PROVIDED INFORMATION: Begin

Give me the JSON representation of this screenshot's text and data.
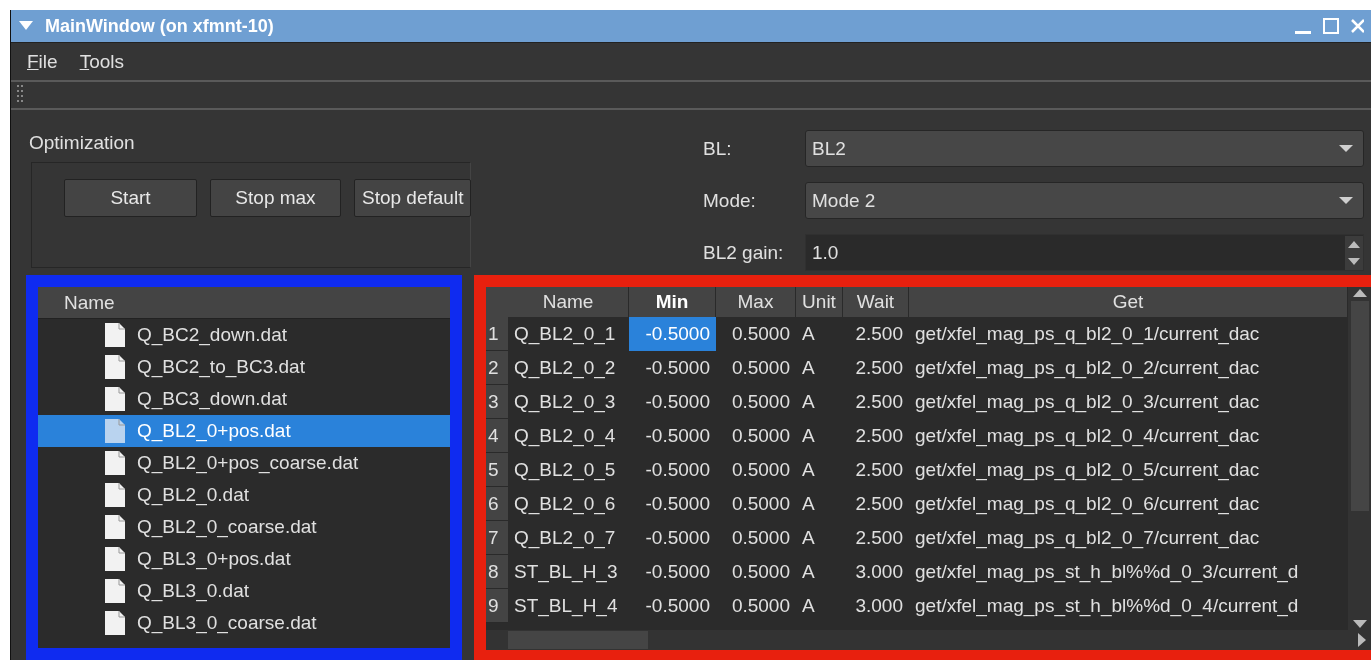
{
  "window": {
    "title": "MainWindow (on xfmnt-10)"
  },
  "menu": [
    {
      "label": "File"
    },
    {
      "label": "Tools"
    }
  ],
  "optimization": {
    "title": "Optimization",
    "buttons": [
      "Start",
      "Stop max",
      "Stop default"
    ]
  },
  "settings": [
    {
      "kind": "combo",
      "label": "BL:",
      "value": "BL2"
    },
    {
      "kind": "combo",
      "label": "Mode:",
      "value": "Mode 2"
    },
    {
      "kind": "spin",
      "label": "BL2 gain:",
      "value": "1.0"
    }
  ],
  "file_tree": {
    "header": "Name",
    "items": [
      {
        "name": "Q_BC2_down.dat",
        "selected": false
      },
      {
        "name": "Q_BC2_to_BC3.dat",
        "selected": false
      },
      {
        "name": "Q_BC3_down.dat",
        "selected": false
      },
      {
        "name": "Q_BL2_0+pos.dat",
        "selected": true
      },
      {
        "name": "Q_BL2_0+pos_coarse.dat",
        "selected": false
      },
      {
        "name": "Q_BL2_0.dat",
        "selected": false
      },
      {
        "name": "Q_BL2_0_coarse.dat",
        "selected": false
      },
      {
        "name": "Q_BL3_0+pos.dat",
        "selected": false
      },
      {
        "name": "Q_BL3_0.dat",
        "selected": false
      },
      {
        "name": "Q_BL3_0_coarse.dat",
        "selected": false
      }
    ]
  },
  "table": {
    "columns": [
      {
        "label": "Name",
        "current": false
      },
      {
        "label": "Min",
        "current": true
      },
      {
        "label": "Max",
        "current": false
      },
      {
        "label": "Unit",
        "current": false
      },
      {
        "label": "Wait",
        "current": false
      },
      {
        "label": "Get",
        "current": false
      }
    ],
    "rows": [
      {
        "header": "1",
        "cells": [
          {
            "text": "Q_BL2_0_1",
            "selected": false
          },
          {
            "text": "-0.5000",
            "selected": true
          },
          {
            "text": "0.5000",
            "selected": false
          },
          {
            "text": "A",
            "selected": false
          },
          {
            "text": "2.500",
            "selected": false
          },
          {
            "text": "get/xfel_mag_ps_q_bl2_0_1/current_dac",
            "selected": false
          }
        ]
      },
      {
        "header": "2",
        "cells": [
          {
            "text": "Q_BL2_0_2",
            "selected": false
          },
          {
            "text": "-0.5000",
            "selected": false
          },
          {
            "text": "0.5000",
            "selected": false
          },
          {
            "text": "A",
            "selected": false
          },
          {
            "text": "2.500",
            "selected": false
          },
          {
            "text": "get/xfel_mag_ps_q_bl2_0_2/current_dac",
            "selected": false
          }
        ]
      },
      {
        "header": "3",
        "cells": [
          {
            "text": "Q_BL2_0_3",
            "selected": false
          },
          {
            "text": "-0.5000",
            "selected": false
          },
          {
            "text": "0.5000",
            "selected": false
          },
          {
            "text": "A",
            "selected": false
          },
          {
            "text": "2.500",
            "selected": false
          },
          {
            "text": "get/xfel_mag_ps_q_bl2_0_3/current_dac",
            "selected": false
          }
        ]
      },
      {
        "header": "4",
        "cells": [
          {
            "text": "Q_BL2_0_4",
            "selected": false
          },
          {
            "text": "-0.5000",
            "selected": false
          },
          {
            "text": "0.5000",
            "selected": false
          },
          {
            "text": "A",
            "selected": false
          },
          {
            "text": "2.500",
            "selected": false
          },
          {
            "text": "get/xfel_mag_ps_q_bl2_0_4/current_dac",
            "selected": false
          }
        ]
      },
      {
        "header": "5",
        "cells": [
          {
            "text": "Q_BL2_0_5",
            "selected": false
          },
          {
            "text": "-0.5000",
            "selected": false
          },
          {
            "text": "0.5000",
            "selected": false
          },
          {
            "text": "A",
            "selected": false
          },
          {
            "text": "2.500",
            "selected": false
          },
          {
            "text": "get/xfel_mag_ps_q_bl2_0_5/current_dac",
            "selected": false
          }
        ]
      },
      {
        "header": "6",
        "cells": [
          {
            "text": "Q_BL2_0_6",
            "selected": false
          },
          {
            "text": "-0.5000",
            "selected": false
          },
          {
            "text": "0.5000",
            "selected": false
          },
          {
            "text": "A",
            "selected": false
          },
          {
            "text": "2.500",
            "selected": false
          },
          {
            "text": "get/xfel_mag_ps_q_bl2_0_6/current_dac",
            "selected": false
          }
        ]
      },
      {
        "header": "7",
        "cells": [
          {
            "text": "Q_BL2_0_7",
            "selected": false
          },
          {
            "text": "-0.5000",
            "selected": false
          },
          {
            "text": "0.5000",
            "selected": false
          },
          {
            "text": "A",
            "selected": false
          },
          {
            "text": "2.500",
            "selected": false
          },
          {
            "text": "get/xfel_mag_ps_q_bl2_0_7/current_dac",
            "selected": false
          }
        ]
      },
      {
        "header": "8",
        "cells": [
          {
            "text": "ST_BL_H_3",
            "selected": false
          },
          {
            "text": "-0.5000",
            "selected": false
          },
          {
            "text": "0.5000",
            "selected": false
          },
          {
            "text": "A",
            "selected": false
          },
          {
            "text": "3.000",
            "selected": false
          },
          {
            "text": "get/xfel_mag_ps_st_h_bl%%d_0_3/current_d",
            "selected": false
          }
        ]
      },
      {
        "header": "9",
        "cells": [
          {
            "text": "ST_BL_H_4",
            "selected": false
          },
          {
            "text": "-0.5000",
            "selected": false
          },
          {
            "text": "0.5000",
            "selected": false
          },
          {
            "text": "A",
            "selected": false
          },
          {
            "text": "3.000",
            "selected": false
          },
          {
            "text": "get/xfel_mag_ps_st_h_bl%%d_0_4/current_d",
            "selected": false
          }
        ]
      }
    ]
  }
}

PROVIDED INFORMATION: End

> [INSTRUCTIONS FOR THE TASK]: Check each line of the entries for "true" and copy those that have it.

> [PROBLEM SOLUTION]:
        "selected": true
        "current": true
            "selected": true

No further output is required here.